The answer must consist of every line from the entries below that contains the word "Горы".

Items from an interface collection
-------------------------
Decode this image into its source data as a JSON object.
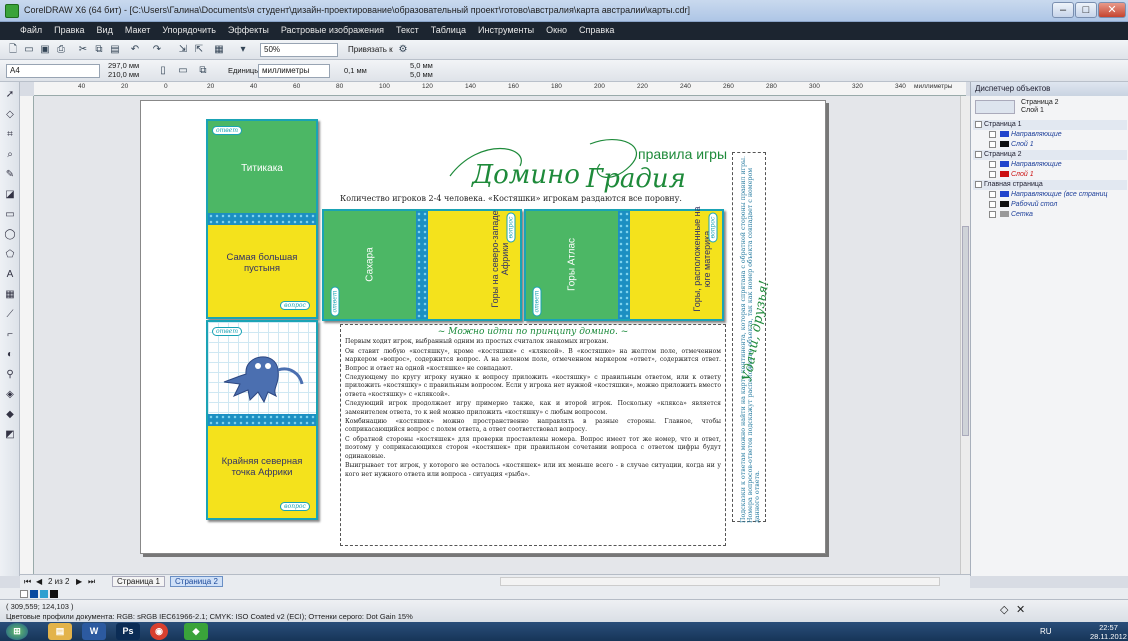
{
  "window": {
    "title": "CorelDRAW X6 (64 бит) - [C:\\Users\\Галина\\Documents\\я студент\\дизайн-проектирование\\образовательный проект\\готово\\австралия\\карта австралии\\карты.cdr]",
    "min": "–",
    "max": "□",
    "close": "✕"
  },
  "menu": [
    "Файл",
    "Правка",
    "Вид",
    "Макет",
    "Упорядочить",
    "Эффекты",
    "Растровые изображения",
    "Текст",
    "Таблица",
    "Инструменты",
    "Окно",
    "Справка"
  ],
  "toolbar1": {
    "zoom": "50%",
    "snap": "Привязать к"
  },
  "toolbar2": {
    "page_size": "A4",
    "width": "297,0 мм",
    "height": "210,0 мм",
    "units_label": "Единицы:",
    "units": "миллиметры",
    "nudge": "0,1 мм",
    "dup_x": "5,0 мм",
    "dup_y": "5,0 мм"
  },
  "ruler": {
    "ticks": [
      "40",
      "20",
      "0",
      "20",
      "40",
      "60",
      "80",
      "100",
      "120",
      "140",
      "160",
      "180",
      "200",
      "220",
      "240",
      "260",
      "280",
      "300",
      "320",
      "340"
    ],
    "unit": "миллиметры"
  },
  "document": {
    "logo_left": "Домино",
    "logo_right": "Градия",
    "rules_title": "правила игры",
    "intro": "Количество игроков 2-4 человека. «Костяшки» игрокам раздаются все поровну.",
    "badge_question": "вопрос",
    "badge_answer": "ответ",
    "card1_top": "Титикака",
    "card1_bottom": "Самая большая пустыня",
    "card2_top": "",
    "card2_bottom": "Крайняя северная точка Африки",
    "card3_left": "Сахара",
    "card3_right": "Горы на северо-западе Африки",
    "card4_left": "Горы Атлас",
    "card4_right": "Горы, расположенные на юге материка",
    "rules_heading": "~ Можно идти по принципу домино. ~",
    "rules": [
      "Первым ходит игрок, выбранный одним из простых считалок знакомых игрокам.",
      "Он ставит любую «костяшку», кроме «костяшки» с «кляксой». В «костяшке» на желтом поле, отмеченном маркером «вопрос», содержится вопрос. А на зеленом поле, отмеченном маркером «ответ», содержится ответ. Вопрос и ответ на одной «костяшке» не совпадают.",
      "Следующему по кругу игроку нужно к вопросу приложить «костяшку» с правильным ответом, или к ответу приложить «костяшку» с правильным вопросом. Если у игрока нет нужной «костяшки», можно приложить вместо ответа «костяшку» с «кляксой».",
      "Следующий игрок продолжает игру примерно также, как и второй игрок. Поскольку «клякса» является заменителем ответа, то к ней можно приложить «костяшку» с любым вопросом.",
      "Комбинацию «костяшек» можно пространственно направлять в разные стороны. Главное, чтобы соприкасающийся вопрос с полем ответа, а ответ соответствовал вопросу.",
      "С обратной стороны «костяшек» для проверки проставлены номера. Вопрос имеет тот же номер, что и ответ, поэтому у соприкасающихся сторон «костяшек» при правильном сочетании вопроса с ответом цифры будут одинаковые.",
      "Выигрывает тот игрок, у которого не осталось «костяшек» или их меньше всего - в случае ситуации, когда ни у кого нет нужного ответа или вопроса - ситуация «рыба»."
    ],
    "side_note": "Подсказки к ответам можно найти на карте континента, которая спрятана с обратной стороны правил игры. Номера вопросов-ответов подскажут расположение объекта, так как номер объекта совпадает с номером данного ответа.",
    "side_sign": "Удачи, друзья!"
  },
  "object_manager": {
    "title": "Диспетчер объектов",
    "current_page": "Страница 2",
    "current_layer": "Слой 1",
    "rows": [
      {
        "label": "Страница 1",
        "level": 0,
        "color": ""
      },
      {
        "label": "Направляющие",
        "level": 1,
        "color": "#2244cc"
      },
      {
        "label": "Слой 1",
        "level": 1,
        "color": "#111111"
      },
      {
        "label": "Страница 2",
        "level": 0,
        "color": ""
      },
      {
        "label": "Направляющие",
        "level": 1,
        "color": "#2244cc"
      },
      {
        "label": "Слой 1",
        "level": 1,
        "color": "#cc1111"
      },
      {
        "label": "Главная страница",
        "level": 0,
        "color": ""
      },
      {
        "label": "Направляющие (все страниц",
        "level": 1,
        "color": "#2244cc"
      },
      {
        "label": "Рабочий стол",
        "level": 1,
        "color": "#111111"
      },
      {
        "label": "Сетка",
        "level": 1,
        "color": "#999999"
      }
    ]
  },
  "page_tabs": {
    "counter": "2 из 2",
    "tab1": "Страница 1",
    "tab2": "Страница 2"
  },
  "status": {
    "coords": "( 309,559; 124,103 )",
    "profiles": "Цветовые профили документа: RGB: sRGB IEC61966-2.1; CMYK: ISO Coated v2 (ECI); Оттенки серого: Dot Gain 15%"
  },
  "taskbar": {
    "lang": "RU",
    "time": "22:57",
    "date": "28.11.2012"
  }
}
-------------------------
• [Exercise result]:
    "card3_right": "Горы на северо-западе Африки",
    "card4_left": "Горы Атлас",
    "card4_right": "Горы, расположенные на юге материка",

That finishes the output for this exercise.